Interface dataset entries
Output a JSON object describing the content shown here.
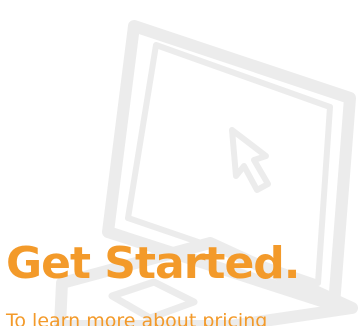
{
  "hero": {
    "illustration": "laptop-icon",
    "cursor_icon": "cursor-arrow-icon",
    "heading": "Get Started.",
    "subtext": "To learn more about pricing"
  },
  "colors": {
    "accent": "#f39a2a",
    "background": "#ffffff",
    "illustration_stroke": "#ececec"
  }
}
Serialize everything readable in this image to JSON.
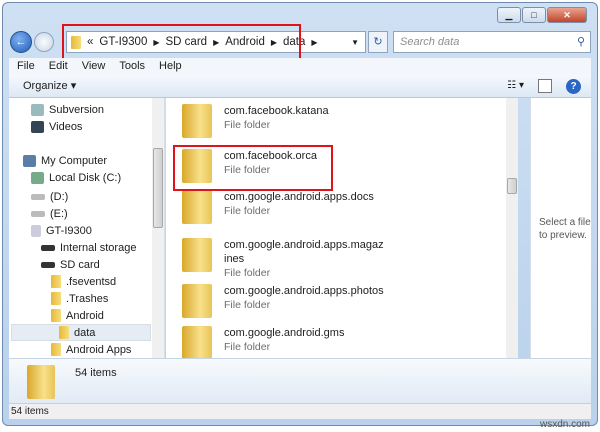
{
  "address": {
    "overflow": "«",
    "crumbs": [
      "GT-I9300",
      "SD card",
      "Android",
      "data"
    ]
  },
  "search": {
    "placeholder": "Search data"
  },
  "menu": [
    "File",
    "Edit",
    "View",
    "Tools",
    "Help"
  ],
  "toolbar": {
    "organize": "Organize ▾"
  },
  "nav": [
    "Subversion",
    "Videos",
    "My Computer",
    "Local Disk (C:)",
    "(D:)",
    "(E:)",
    "GT-I9300",
    "Internal storage",
    "SD card",
    ".fseventsd",
    ".Trashes",
    "Android",
    "data",
    "Android Apps"
  ],
  "files": [
    {
      "name": "com.facebook.katana",
      "type": "File folder"
    },
    {
      "name": "com.facebook.orca",
      "type": "File folder"
    },
    {
      "name": "com.google.android.apps.docs",
      "type": "File folder"
    },
    {
      "name": "com.google.android.apps.magazines",
      "type": "File folder"
    },
    {
      "name": "com.google.android.apps.photos",
      "type": "File folder"
    },
    {
      "name": "com.google.android.gms",
      "type": "File folder"
    }
  ],
  "preview": "Select a file to preview.",
  "details": {
    "count": "54 items"
  },
  "status": "54 items",
  "watermark": "wsxdn.com",
  "colors": {
    "highlight": "#e0131b"
  }
}
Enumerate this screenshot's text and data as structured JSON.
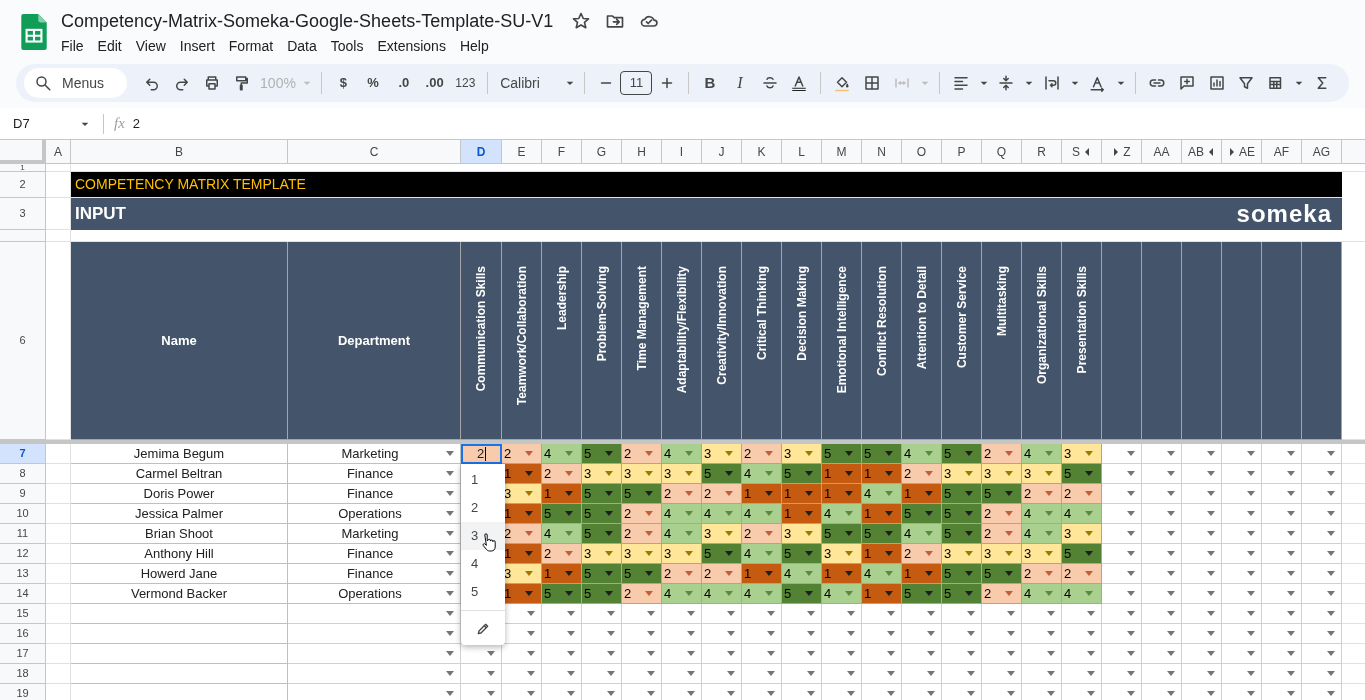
{
  "app": {
    "title": "Competency-Matrix-Someka-Google-Sheets-Template-SU-V1",
    "menus": [
      "File",
      "Edit",
      "View",
      "Insert",
      "Format",
      "Data",
      "Tools",
      "Extensions",
      "Help"
    ]
  },
  "toolbar": {
    "search_placeholder": "Menus",
    "zoom": "100%",
    "currency": "$",
    "percent": "%",
    "decrease_decimals": ".0",
    "increase_decimals": ".00",
    "number_format": "123",
    "font": "Calibri",
    "font_size": "11",
    "bold": "B",
    "italic": "I"
  },
  "formula_bar": {
    "cell_ref": "D7",
    "fx": "fx",
    "formula": "2"
  },
  "columns": [
    {
      "label": "A",
      "selected": false,
      "hidden_after": false
    },
    {
      "label": "B",
      "selected": false,
      "hidden_after": false
    },
    {
      "label": "C",
      "selected": false,
      "hidden_after": false
    },
    {
      "label": "D",
      "selected": true,
      "hidden_after": false
    },
    {
      "label": "E",
      "selected": false,
      "hidden_after": false
    },
    {
      "label": "F",
      "selected": false,
      "hidden_after": false
    },
    {
      "label": "G",
      "selected": false,
      "hidden_after": false
    },
    {
      "label": "H",
      "selected": false,
      "hidden_after": false
    },
    {
      "label": "I",
      "selected": false,
      "hidden_after": false
    },
    {
      "label": "J",
      "selected": false,
      "hidden_after": false
    },
    {
      "label": "K",
      "selected": false,
      "hidden_after": false
    },
    {
      "label": "L",
      "selected": false,
      "hidden_after": false
    },
    {
      "label": "M",
      "selected": false,
      "hidden_after": false
    },
    {
      "label": "N",
      "selected": false,
      "hidden_after": false
    },
    {
      "label": "O",
      "selected": false,
      "hidden_after": false
    },
    {
      "label": "P",
      "selected": false,
      "hidden_after": false
    },
    {
      "label": "Q",
      "selected": false,
      "hidden_after": false
    },
    {
      "label": "R",
      "selected": false,
      "hidden_after": false
    },
    {
      "label": "S",
      "selected": false,
      "hidden_after": true
    },
    {
      "label": "Z",
      "selected": false,
      "hidden_after": false
    },
    {
      "label": "AA",
      "selected": false,
      "hidden_after": false
    },
    {
      "label": "AB",
      "selected": false,
      "hidden_after": true
    },
    {
      "label": "AE",
      "selected": false,
      "hidden_after": false
    },
    {
      "label": "AF",
      "selected": false,
      "hidden_after": false
    },
    {
      "label": "AG",
      "selected": false,
      "hidden_after": false
    }
  ],
  "sheet": {
    "top_rows": [
      "1",
      "2",
      "3"
    ],
    "header_row": "6",
    "banner": "COMPETENCY MATRIX TEMPLATE",
    "section": "INPUT",
    "logo": "someka",
    "name_header": "Name",
    "department_header": "Department",
    "skills": [
      "Communication Skills",
      "Teamwork/Collaboration",
      "Leadership",
      "Problem-Solving",
      "Time Management",
      "Adaptability/Flexibility",
      "Creativity/Innovation",
      "Critical Thinking",
      "Decision Making",
      "Emotional Intelligence",
      "Conflict Resolution",
      "Attention to Detail",
      "Customer Service",
      "Multitasking",
      "Organizational Skills",
      "Presentation Skills"
    ],
    "active_cell_value": "2",
    "employees": [
      {
        "row": "7",
        "selected": true,
        "name": "Jemima Begum",
        "department": "Marketing",
        "scores": [
          "2",
          "4",
          "5",
          "2",
          "4",
          "3",
          "2",
          "3",
          "5",
          "5",
          "4",
          "5",
          "2",
          "4",
          "3"
        ]
      },
      {
        "row": "8",
        "selected": false,
        "name": "Carmel Beltran",
        "department": "Finance",
        "scores": [
          "1",
          "2",
          "3",
          "3",
          "3",
          "5",
          "4",
          "5",
          "1",
          "1",
          "2",
          "3",
          "3",
          "3",
          "5"
        ]
      },
      {
        "row": "9",
        "selected": false,
        "name": "Doris Power",
        "department": "Finance",
        "scores": [
          "3",
          "1",
          "5",
          "5",
          "2",
          "2",
          "1",
          "1",
          "1",
          "4",
          "1",
          "5",
          "5",
          "2",
          "2"
        ]
      },
      {
        "row": "10",
        "selected": false,
        "name": "Jessica Palmer",
        "department": "Operations",
        "scores": [
          "1",
          "5",
          "5",
          "2",
          "4",
          "4",
          "4",
          "1",
          "4",
          "1",
          "5",
          "5",
          "2",
          "4",
          "4"
        ]
      },
      {
        "row": "11",
        "selected": false,
        "name": "Brian Shoot",
        "department": "Marketing",
        "scores": [
          "2",
          "4",
          "5",
          "2",
          "4",
          "3",
          "2",
          "3",
          "5",
          "5",
          "4",
          "5",
          "2",
          "4",
          "3"
        ]
      },
      {
        "row": "12",
        "selected": false,
        "name": "Anthony Hill",
        "department": "Finance",
        "scores": [
          "1",
          "2",
          "3",
          "3",
          "3",
          "5",
          "4",
          "5",
          "3",
          "1",
          "2",
          "3",
          "3",
          "3",
          "5"
        ]
      },
      {
        "row": "13",
        "selected": false,
        "name": "Howerd Jane",
        "department": "Finance",
        "scores": [
          "3",
          "1",
          "5",
          "5",
          "2",
          "2",
          "1",
          "4",
          "1",
          "4",
          "1",
          "5",
          "5",
          "2",
          "2"
        ]
      },
      {
        "row": "14",
        "selected": false,
        "name": "Vermond Backer",
        "department": "Operations",
        "scores": [
          "1",
          "5",
          "5",
          "2",
          "4",
          "4",
          "4",
          "5",
          "4",
          "1",
          "5",
          "5",
          "2",
          "4",
          "4"
        ]
      }
    ],
    "empty_rows": [
      "15",
      "16",
      "17",
      "18",
      "19"
    ]
  },
  "dropdown": {
    "options": [
      {
        "label": "1",
        "hovered": false
      },
      {
        "label": "2",
        "hovered": false
      },
      {
        "label": "3",
        "hovered": true
      },
      {
        "label": "4",
        "hovered": false
      },
      {
        "label": "5",
        "hovered": false
      }
    ]
  }
}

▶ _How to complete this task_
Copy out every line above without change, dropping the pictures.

▶ _Your solution_
Output a JSON object describing the content shown here.
{
  "hero": {
    "illustration": "laptop-icon",
    "cursor_icon": "cursor-arrow-icon",
    "heading": "Get Started.",
    "subtext": "To learn more about pricing"
  },
  "colors": {
    "accent": "#f39a2a",
    "background": "#ffffff",
    "illustration_stroke": "#ececec"
  }
}
Serialize everything readable in this image to JSON.
{
  "address": {
    "overflow": "«",
    "crumbs": [
      "GT-I9300",
      "SD card",
      "Android",
      "data"
    ]
  },
  "search": {
    "placeholder": "Search data"
  },
  "menu": [
    "File",
    "Edit",
    "View",
    "Tools",
    "Help"
  ],
  "toolbar": {
    "organize": "Organize ▾"
  },
  "nav": [
    "Subversion",
    "Videos",
    "My Computer",
    "Local Disk (C:)",
    "(D:)",
    "(E:)",
    "GT-I9300",
    "Internal storage",
    "SD card",
    ".fseventsd",
    ".Trashes",
    "Android",
    "data",
    "Android Apps"
  ],
  "files": [
    {
      "name": "com.facebook.katana",
      "type": "File folder"
    },
    {
      "name": "com.facebook.orca",
      "type": "File folder"
    },
    {
      "name": "com.google.android.apps.docs",
      "type": "File folder"
    },
    {
      "name": "com.google.android.apps.magazines",
      "type": "File folder"
    },
    {
      "name": "com.google.android.apps.photos",
      "type": "File folder"
    },
    {
      "name": "com.google.android.gms",
      "type": "File folder"
    }
  ],
  "preview": "Select a file to preview.",
  "details": {
    "count": "54 items"
  },
  "status": "54 items",
  "watermark": "wsxdn.com",
  "colors": {
    "highlight": "#e0131b"
  }
}
Enumerate this screenshot's text and data as structured JSON.
{
  "app": {
    "title": "Competency-Matrix-Someka-Google-Sheets-Template-SU-V1",
    "menus": [
      "File",
      "Edit",
      "View",
      "Insert",
      "Format",
      "Data",
      "Tools",
      "Extensions",
      "Help"
    ]
  },
  "toolbar": {
    "search_placeholder": "Menus",
    "zoom": "100%",
    "currency": "$",
    "percent": "%",
    "decrease_decimals": ".0",
    "increase_decimals": ".00",
    "number_format": "123",
    "font": "Calibri",
    "font_size": "11",
    "bold": "B",
    "italic": "I"
  },
  "formula_bar": {
    "cell_ref": "D7",
    "fx": "fx",
    "formula": "2"
  },
  "columns": [
    {
      "label": "A",
      "selected": false,
      "hidden_after": false
    },
    {
      "label": "B",
      "selected": false,
      "hidden_after": false
    },
    {
      "label": "C",
      "selected": false,
      "hidden_after": false
    },
    {
      "label": "D",
      "selected": true,
      "hidden_after": false
    },
    {
      "label": "E",
      "selected": false,
      "hidden_after": false
    },
    {
      "label": "F",
      "selected": false,
      "hidden_after": false
    },
    {
      "label": "G",
      "selected": false,
      "hidden_after": false
    },
    {
      "label": "H",
      "selected": false,
      "hidden_after": false
    },
    {
      "label": "I",
      "selected": false,
      "hidden_after": false
    },
    {
      "label": "J",
      "selected": false,
      "hidden_after": false
    },
    {
      "label": "K",
      "selected": false,
      "hidden_after": false
    },
    {
      "label": "L",
      "selected": false,
      "hidden_after": false
    },
    {
      "label": "M",
      "selected": false,
      "hidden_after": false
    },
    {
      "label": "N",
      "selected": false,
      "hidden_after": false
    },
    {
      "label": "O",
      "selected": false,
      "hidden_after": false
    },
    {
      "label": "P",
      "selected": false,
      "hidden_after": false
    },
    {
      "label": "Q",
      "selected": false,
      "hidden_after": false
    },
    {
      "label": "R",
      "selected": false,
      "hidden_after": false
    },
    {
      "label": "S",
      "selected": false,
      "hidden_after": true
    },
    {
      "label": "Z",
      "selected": false,
      "hidden_after": false
    },
    {
      "label": "AA",
      "selected": false,
      "hidden_after": false
    },
    {
      "label": "AB",
      "selected": false,
      "hidden_after": true
    },
    {
      "label": "AE",
      "selected": false,
      "hidden_after": false
    },
    {
      "label": "AF",
      "selected": false,
      "hidden_after": false
    },
    {
      "label": "AG",
      "selected": false,
      "hidden_after": false
    }
  ],
  "sheet": {
    "top_rows": [
      "1",
      "2",
      "3"
    ],
    "header_row": "6",
    "banner": "COMPETENCY MATRIX TEMPLATE",
    "section": "INPUT",
    "logo": "someka",
    "name_header": "Name",
    "department_header": "Department",
    "skills": [
      "Communication Skills",
      "Teamwork/Collaboration",
      "Leadership",
      "Problem-Solving",
      "Time Management",
      "Adaptability/Flexibility",
      "Creativity/Innovation",
      "Critical Thinking",
      "Decision Making",
      "Emotional Intelligence",
      "Conflict Resolution",
      "Attention to Detail",
      "Customer Service",
      "Multitasking",
      "Organizational Skills",
      "Presentation Skills"
    ],
    "active_cell_value": "2",
    "employees": [
      {
        "row": "7",
        "selected": true,
        "name": "Jemima Begum",
        "department": "Marketing",
        "scores": [
          "2",
          "4",
          "5",
          "2",
          "4",
          "3",
          "2",
          "3",
          "5",
          "5",
          "4",
          "5",
          "2",
          "4",
          "3"
        ]
      },
      {
        "row": "8",
        "selected": false,
        "name": "Carmel Beltran",
        "department": "Finance",
        "scores": [
          "1",
          "2",
          "3",
          "3",
          "3",
          "5",
          "4",
          "5",
          "1",
          "1",
          "2",
          "3",
          "3",
          "3",
          "5"
        ]
      },
      {
        "row": "9",
        "selected": false,
        "name": "Doris Power",
        "department": "Finance",
        "scores": [
          "3",
          "1",
          "5",
          "5",
          "2",
          "2",
          "1",
          "1",
          "1",
          "4",
          "1",
          "5",
          "5",
          "2",
          "2"
        ]
      },
      {
        "row": "10",
        "selected": false,
        "name": "Jessica Palmer",
        "department": "Operations",
        "scores": [
          "1",
          "5",
          "5",
          "2",
          "4",
          "4",
          "4",
          "1",
          "4",
          "1",
          "5",
          "5",
          "2",
          "4",
          "4"
        ]
      },
      {
        "row": "11",
        "selected": false,
        "name": "Brian Shoot",
        "department": "Marketing",
        "scores": [
          "2",
          "4",
          "5",
          "2",
          "4",
          "3",
          "2",
          "3",
          "5",
          "5",
          "4",
          "5",
          "2",
          "4",
          "3"
        ]
      },
      {
        "row": "12",
        "selected": false,
        "name": "Anthony Hill",
        "department": "Finance",
        "scores": [
          "1",
          "2",
          "3",
          "3",
          "3",
          "5",
          "4",
          "5",
          "3",
          "1",
          "2",
          "3",
          "3",
          "3",
          "5"
        ]
      },
      {
        "row": "13",
        "selected": false,
        "name": "Howerd Jane",
        "department": "Finance",
        "scores": [
          "3",
          "1",
          "5",
          "5",
          "2",
          "2",
          "1",
          "4",
          "1",
          "4",
          "1",
          "5",
          "5",
          "2",
          "2"
        ]
      },
      {
        "row": "14",
        "selected": false,
        "name": "Vermond Backer",
        "department": "Operations",
        "scores": [
          "1",
          "5",
          "5",
          "2",
          "4",
          "4",
          "4",
          "5",
          "4",
          "1",
          "5",
          "5",
          "2",
          "4",
          "4"
        ]
      }
    ],
    "empty_rows": [
      "15",
      "16",
      "17",
      "18",
      "19"
    ]
  },
  "dropdown": {
    "options": [
      {
        "label": "1",
        "hovered": false
      },
      {
        "label": "2",
        "hovered": false
      },
      {
        "label": "3",
        "hovered": true
      },
      {
        "label": "4",
        "hovered": false
      },
      {
        "label": "5",
        "hovered": false
      }
    ]
  }
}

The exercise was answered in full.